  • If the library closed, what is the one thing you would miss the most?

Please indicate (by using a number from 1 to 4) how often you use the following (1 for never; 2 for I forget; 3 for sometimes; 4 for use them a lot):

  • Fiction books
  • Non-fiction books
  • School databases
  • Library catalogue
  • Ebooks

So, after synthesising the answers with Jenny George, our dean, we discovered many of the advantageous changes that were indicated by our student users could be implemented almost immediately and without significant expense. We invested in more comfortable furniture and apportioned more of our budget towards increasing our large and clearly popular works of fiction collection. We trialled splitting times for year groups to use the library and rolled out a campaign to raise database awareness and installed new touch screen OPACs. And of course we proudly put our helpful Year 2 students to work returning picture books to their correct shelves.

We nurtured and amplified the use of the library in ways that were already popular (instead of forcing new tactics to increase student engagement). Our student visitors were frequent, happy and calm.

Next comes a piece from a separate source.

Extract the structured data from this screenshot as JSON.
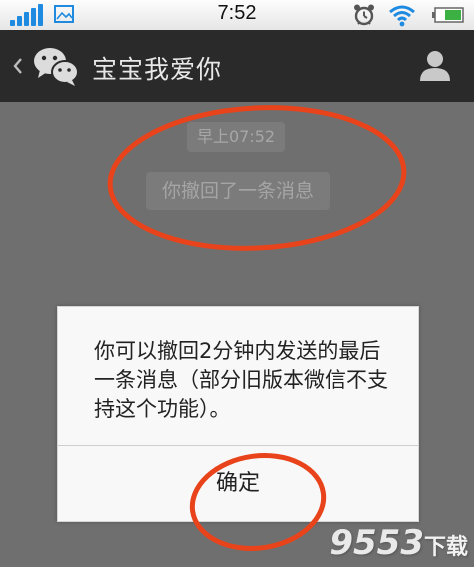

And as larger numbers continued to roll in and settle into our extended range of comfortable furniture every lunchtime, I was thrilled.

Our modern and technologically savvy students told us directly that their preferences actually align with the historical purpose of libraries. Even during the late Roman Republic, ‘Cicero records building some new reading rooms (exhedria) in a little colonnade’ where reading and intellectual discussion took place (Affleck 2012).

Today at Canterbury College, some 2,000 years later, our students indicated a similar ideal. They want a place sheltered from the scorching Queensland sun or the bitter winter winds of the school playground where they can sit comfortably and enjoy the narrative of a good work of fiction, quietly, among their peers.

If the school library can create a place where a culture that reveres literature and time with peers can blossom, then I will steadfastly encourage it. It is well accepted that culture (or ‘funds of knowledge’) and education are not only linked but extremely complementary. We all know the threat of social media and mobile devices are burdening our interactions and relationships. It turns out our students are happy socialising with nothing but a few books between them. We are looking forward to noting whether the increased popularity and familiarity with the library will have a positive impact on individual research and learning outcomes. And we will certainly be keeping our client feedback loop open in the future.


Image credits:

  • Photo supplied by Canterbury College.
Megan Stuart

Megan Stuart

Teacher librarian

Canterbury College

Megan Stuart is the Junior School Teacher Librarian at Canterbury College. She has previously worked as a primary teacher, a senior humanities teacher, and a teacher librarian at various schools and universities in the UK and Australia.